From Poor Law to Welfare Express: A History of Social Welfare in America- Walter I. Trattner
Part 1: The backdrop
The section traces the origin of well being practices and caring for the needy via primitive times to the Elizabethan Poor Laws and regulations. References contain Hammurabi, a Babylonian leader who included protection with the vulnerable a part of his code in 2000 BC and the ancient Greeks and Romans (including Aristotle, 384-322 BC) who deemed giving to charity a virtue.
Probably more important to American wellbeing, were ancient Jewish doctrines which proven that offering and receiving were duties. Individuals who could provide were appreciative to do so, when those who were in want were obliged to accept support. The Talumd codified these kinds of tenants, sometime later it was, the Decretum, established identical laws and traditions among Christians. Neither the Talmud nor the Decretum considered poverty a crime. Mutual help was enough to meet the needs with the poor in ancient instances.
Feudalism also provided interpersonal insurance, seeing that feudal lords provided for the needs of serfs. During the Middle Ages, hostipal wards were important centers to poor alleviation, and their practices extended far beyond featuring assistance to the ill. The church was your most important supply of aid supervision during medieval times. The church was obviously a public establishment and instituted a mandatory tax.
The dissolution of feudalism as well as the transition to a capital and industrial-based economy led to greater interpersonal disorder and job doubt. The launch and progressive replacement of previously forms of assist wage labor created lack of employment and made nourishment dependent upon the industry. When combined with factors like the bubonic plague of 1348-1349 and the Protestant Reformation of 1536, which in turn dissolved the church and left all those previously cared for by the church to fend for themselves, the transition to a market economy triggered social and economic turmoil. By the mid-14th century, the state of hawaii had to get involved in cultural problems. A series of statutes for dealing with the poor and unemployed were passed simply by Parliament:
- 1349 Statute of Employees
- 1531 statute asking for severe abuse of able-bodied beggars -- 1536 Henrician Poor Law
- 1601 Elizabethan Poor Law

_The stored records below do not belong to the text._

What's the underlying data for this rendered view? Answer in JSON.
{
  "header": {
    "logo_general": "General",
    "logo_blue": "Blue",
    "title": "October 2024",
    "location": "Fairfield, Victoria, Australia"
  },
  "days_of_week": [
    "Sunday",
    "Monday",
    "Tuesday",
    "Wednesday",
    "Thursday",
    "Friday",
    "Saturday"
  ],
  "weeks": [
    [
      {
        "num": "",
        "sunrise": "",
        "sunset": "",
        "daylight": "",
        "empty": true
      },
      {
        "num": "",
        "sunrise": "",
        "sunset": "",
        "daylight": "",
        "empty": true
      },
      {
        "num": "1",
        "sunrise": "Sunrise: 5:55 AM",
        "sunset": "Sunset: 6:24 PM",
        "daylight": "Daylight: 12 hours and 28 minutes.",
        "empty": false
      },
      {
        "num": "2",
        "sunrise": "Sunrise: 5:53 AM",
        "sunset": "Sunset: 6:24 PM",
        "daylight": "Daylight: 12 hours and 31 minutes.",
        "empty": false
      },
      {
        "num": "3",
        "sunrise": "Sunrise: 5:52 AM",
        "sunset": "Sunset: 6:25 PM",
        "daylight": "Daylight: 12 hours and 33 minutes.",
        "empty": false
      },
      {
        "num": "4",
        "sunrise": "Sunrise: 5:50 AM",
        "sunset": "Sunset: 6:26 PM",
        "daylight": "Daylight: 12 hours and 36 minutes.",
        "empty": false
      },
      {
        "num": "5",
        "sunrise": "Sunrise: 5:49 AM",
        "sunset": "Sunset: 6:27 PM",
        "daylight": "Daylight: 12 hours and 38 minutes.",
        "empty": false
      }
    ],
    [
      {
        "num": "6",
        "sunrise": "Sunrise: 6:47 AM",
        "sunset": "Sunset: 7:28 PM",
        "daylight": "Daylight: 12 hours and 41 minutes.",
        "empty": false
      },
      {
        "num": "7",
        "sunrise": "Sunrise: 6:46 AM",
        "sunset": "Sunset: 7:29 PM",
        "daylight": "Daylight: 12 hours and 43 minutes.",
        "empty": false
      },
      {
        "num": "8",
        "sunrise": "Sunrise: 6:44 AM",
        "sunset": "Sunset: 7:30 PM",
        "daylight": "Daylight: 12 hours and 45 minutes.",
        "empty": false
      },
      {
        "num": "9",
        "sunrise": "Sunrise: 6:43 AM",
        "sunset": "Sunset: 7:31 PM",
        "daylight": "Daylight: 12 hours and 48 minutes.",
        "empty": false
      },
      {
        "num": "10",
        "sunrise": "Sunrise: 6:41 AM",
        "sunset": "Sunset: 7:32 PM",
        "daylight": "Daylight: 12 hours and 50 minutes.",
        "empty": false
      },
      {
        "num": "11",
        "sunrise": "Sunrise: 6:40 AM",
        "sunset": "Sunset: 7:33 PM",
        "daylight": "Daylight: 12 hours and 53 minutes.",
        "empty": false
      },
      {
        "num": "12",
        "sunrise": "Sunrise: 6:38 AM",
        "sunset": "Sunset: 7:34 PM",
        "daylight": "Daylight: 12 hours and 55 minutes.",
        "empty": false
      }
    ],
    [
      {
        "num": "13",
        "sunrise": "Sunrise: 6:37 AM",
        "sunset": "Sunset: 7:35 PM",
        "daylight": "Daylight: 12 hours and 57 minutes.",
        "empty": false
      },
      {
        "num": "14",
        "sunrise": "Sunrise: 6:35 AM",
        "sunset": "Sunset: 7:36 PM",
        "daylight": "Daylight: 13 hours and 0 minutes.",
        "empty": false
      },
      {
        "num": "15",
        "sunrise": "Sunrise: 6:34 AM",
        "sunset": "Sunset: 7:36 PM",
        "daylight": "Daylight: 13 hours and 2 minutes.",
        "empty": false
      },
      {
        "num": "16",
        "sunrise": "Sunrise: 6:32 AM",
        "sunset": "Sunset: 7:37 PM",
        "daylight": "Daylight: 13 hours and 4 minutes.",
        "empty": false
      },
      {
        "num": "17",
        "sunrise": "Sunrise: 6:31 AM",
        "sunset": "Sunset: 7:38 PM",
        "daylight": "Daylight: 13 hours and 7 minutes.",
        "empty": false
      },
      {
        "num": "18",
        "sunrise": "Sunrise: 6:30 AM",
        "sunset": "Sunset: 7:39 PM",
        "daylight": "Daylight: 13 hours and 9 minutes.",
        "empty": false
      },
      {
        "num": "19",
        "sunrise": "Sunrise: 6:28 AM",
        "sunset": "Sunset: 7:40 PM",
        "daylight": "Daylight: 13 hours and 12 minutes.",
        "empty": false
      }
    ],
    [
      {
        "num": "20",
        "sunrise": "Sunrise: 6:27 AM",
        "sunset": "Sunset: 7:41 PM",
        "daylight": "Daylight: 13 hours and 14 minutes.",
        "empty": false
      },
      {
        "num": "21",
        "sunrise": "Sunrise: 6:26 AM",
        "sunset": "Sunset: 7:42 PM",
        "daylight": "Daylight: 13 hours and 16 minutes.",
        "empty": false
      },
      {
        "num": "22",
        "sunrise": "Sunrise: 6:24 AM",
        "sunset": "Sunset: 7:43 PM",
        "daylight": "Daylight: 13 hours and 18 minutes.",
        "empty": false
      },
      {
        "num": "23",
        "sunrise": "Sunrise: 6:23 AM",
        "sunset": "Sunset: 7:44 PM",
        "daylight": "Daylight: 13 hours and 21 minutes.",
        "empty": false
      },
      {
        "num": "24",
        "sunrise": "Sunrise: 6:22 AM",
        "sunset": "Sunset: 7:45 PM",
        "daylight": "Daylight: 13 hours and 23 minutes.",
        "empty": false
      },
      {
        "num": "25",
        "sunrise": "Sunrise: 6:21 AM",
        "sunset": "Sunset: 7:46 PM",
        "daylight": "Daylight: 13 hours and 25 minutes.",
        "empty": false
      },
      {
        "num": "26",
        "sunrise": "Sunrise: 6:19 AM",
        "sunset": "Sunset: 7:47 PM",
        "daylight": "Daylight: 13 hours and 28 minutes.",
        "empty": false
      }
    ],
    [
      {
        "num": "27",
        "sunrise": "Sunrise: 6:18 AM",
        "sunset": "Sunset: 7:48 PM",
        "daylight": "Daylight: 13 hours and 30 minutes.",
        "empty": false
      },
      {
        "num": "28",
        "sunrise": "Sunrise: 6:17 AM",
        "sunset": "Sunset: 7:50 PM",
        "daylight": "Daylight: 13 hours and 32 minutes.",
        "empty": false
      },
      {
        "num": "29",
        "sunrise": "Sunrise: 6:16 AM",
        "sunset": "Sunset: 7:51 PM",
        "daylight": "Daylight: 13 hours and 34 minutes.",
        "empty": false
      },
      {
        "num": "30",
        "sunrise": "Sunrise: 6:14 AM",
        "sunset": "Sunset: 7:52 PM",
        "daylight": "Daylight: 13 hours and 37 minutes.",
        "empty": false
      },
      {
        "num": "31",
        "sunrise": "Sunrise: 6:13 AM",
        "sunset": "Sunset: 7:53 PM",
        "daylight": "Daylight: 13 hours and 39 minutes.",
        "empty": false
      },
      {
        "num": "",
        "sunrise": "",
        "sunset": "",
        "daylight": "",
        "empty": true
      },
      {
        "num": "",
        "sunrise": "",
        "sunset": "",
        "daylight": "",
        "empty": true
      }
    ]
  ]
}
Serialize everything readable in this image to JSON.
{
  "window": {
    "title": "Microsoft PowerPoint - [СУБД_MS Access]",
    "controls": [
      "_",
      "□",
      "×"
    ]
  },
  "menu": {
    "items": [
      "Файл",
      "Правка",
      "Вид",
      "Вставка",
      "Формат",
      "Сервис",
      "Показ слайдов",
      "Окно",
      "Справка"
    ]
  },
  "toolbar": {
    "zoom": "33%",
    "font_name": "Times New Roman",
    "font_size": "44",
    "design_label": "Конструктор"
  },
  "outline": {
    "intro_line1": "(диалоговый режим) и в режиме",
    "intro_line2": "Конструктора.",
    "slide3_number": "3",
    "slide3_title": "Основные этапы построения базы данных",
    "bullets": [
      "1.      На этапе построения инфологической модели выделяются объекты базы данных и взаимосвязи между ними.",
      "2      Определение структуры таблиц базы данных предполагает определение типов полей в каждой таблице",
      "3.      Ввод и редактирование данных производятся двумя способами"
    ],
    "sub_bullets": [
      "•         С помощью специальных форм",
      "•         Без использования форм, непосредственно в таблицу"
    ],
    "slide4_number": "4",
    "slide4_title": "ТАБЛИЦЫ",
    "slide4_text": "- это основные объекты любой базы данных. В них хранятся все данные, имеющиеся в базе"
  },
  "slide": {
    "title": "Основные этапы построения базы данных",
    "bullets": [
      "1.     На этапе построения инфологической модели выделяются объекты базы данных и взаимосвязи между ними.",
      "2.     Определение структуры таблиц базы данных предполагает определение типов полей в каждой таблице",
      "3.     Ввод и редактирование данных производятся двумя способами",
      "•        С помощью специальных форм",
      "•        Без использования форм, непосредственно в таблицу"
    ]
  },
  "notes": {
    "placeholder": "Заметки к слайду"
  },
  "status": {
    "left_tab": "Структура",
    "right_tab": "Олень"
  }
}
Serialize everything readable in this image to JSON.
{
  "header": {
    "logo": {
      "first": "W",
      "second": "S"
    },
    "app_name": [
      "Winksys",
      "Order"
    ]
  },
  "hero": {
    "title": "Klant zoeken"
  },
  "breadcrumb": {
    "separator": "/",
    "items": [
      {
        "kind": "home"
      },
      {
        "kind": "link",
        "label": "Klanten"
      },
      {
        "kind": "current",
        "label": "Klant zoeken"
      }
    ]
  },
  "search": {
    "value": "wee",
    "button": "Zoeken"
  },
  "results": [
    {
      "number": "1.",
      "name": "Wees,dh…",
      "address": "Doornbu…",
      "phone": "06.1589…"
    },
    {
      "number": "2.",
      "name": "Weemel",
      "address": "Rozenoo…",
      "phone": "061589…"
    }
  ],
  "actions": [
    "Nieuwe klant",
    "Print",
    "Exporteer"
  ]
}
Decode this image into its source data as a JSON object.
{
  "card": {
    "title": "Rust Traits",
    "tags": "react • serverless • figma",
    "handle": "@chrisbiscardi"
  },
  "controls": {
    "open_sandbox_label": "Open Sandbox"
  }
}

Even though widely cited as the most crucial law in poverty comfort, the Poor Law of 1601 merely helped bring together a number of legislative actions dating back in 1349. That provided the foundation for poor laws in the original 13 American colonies and the following states.
Part 2: Colonial America
As a result of an abundance of methods and a sparse populace, destitution was not nearly because prevalent in colonial America as it was in England. However , the Parliamentary plan of sending beggars, convicts, vagrants, etc did not help the situation of recent immigrants. Ultimately colonies needed to deal with the poor and infirm- this was especially true by the mid-17th century when increases inside the population and its particular diversity built poverty equally more complex.
Isolation in fresh settlements resulted in a strong sense of community solidarity basically the impression that caring for the poor was a local responsibility. Many drew upon spiritual principles and understood monetary and social hierarchies because divinely determined. The existence of the indegent gave the wealthy the chance to do great. The poor, for part, experienced the right to get aid. Providing and receiving help bonded the classes collectively in the common human experience. Many of the particular provisions with the Elizabethan poor law of 1601 had been carried above into colonial time poor law, including the design of compulsory taxation. Sometimes the town was responsible for collecting taxes and administering help. In other cases, the parish was responsible.
Common strategies of caring for the poor included:
-each family maintained a destitute person pertaining to part of the yr -auctioning the indegent to families who provided the lowest prospective buyer -tax abatement...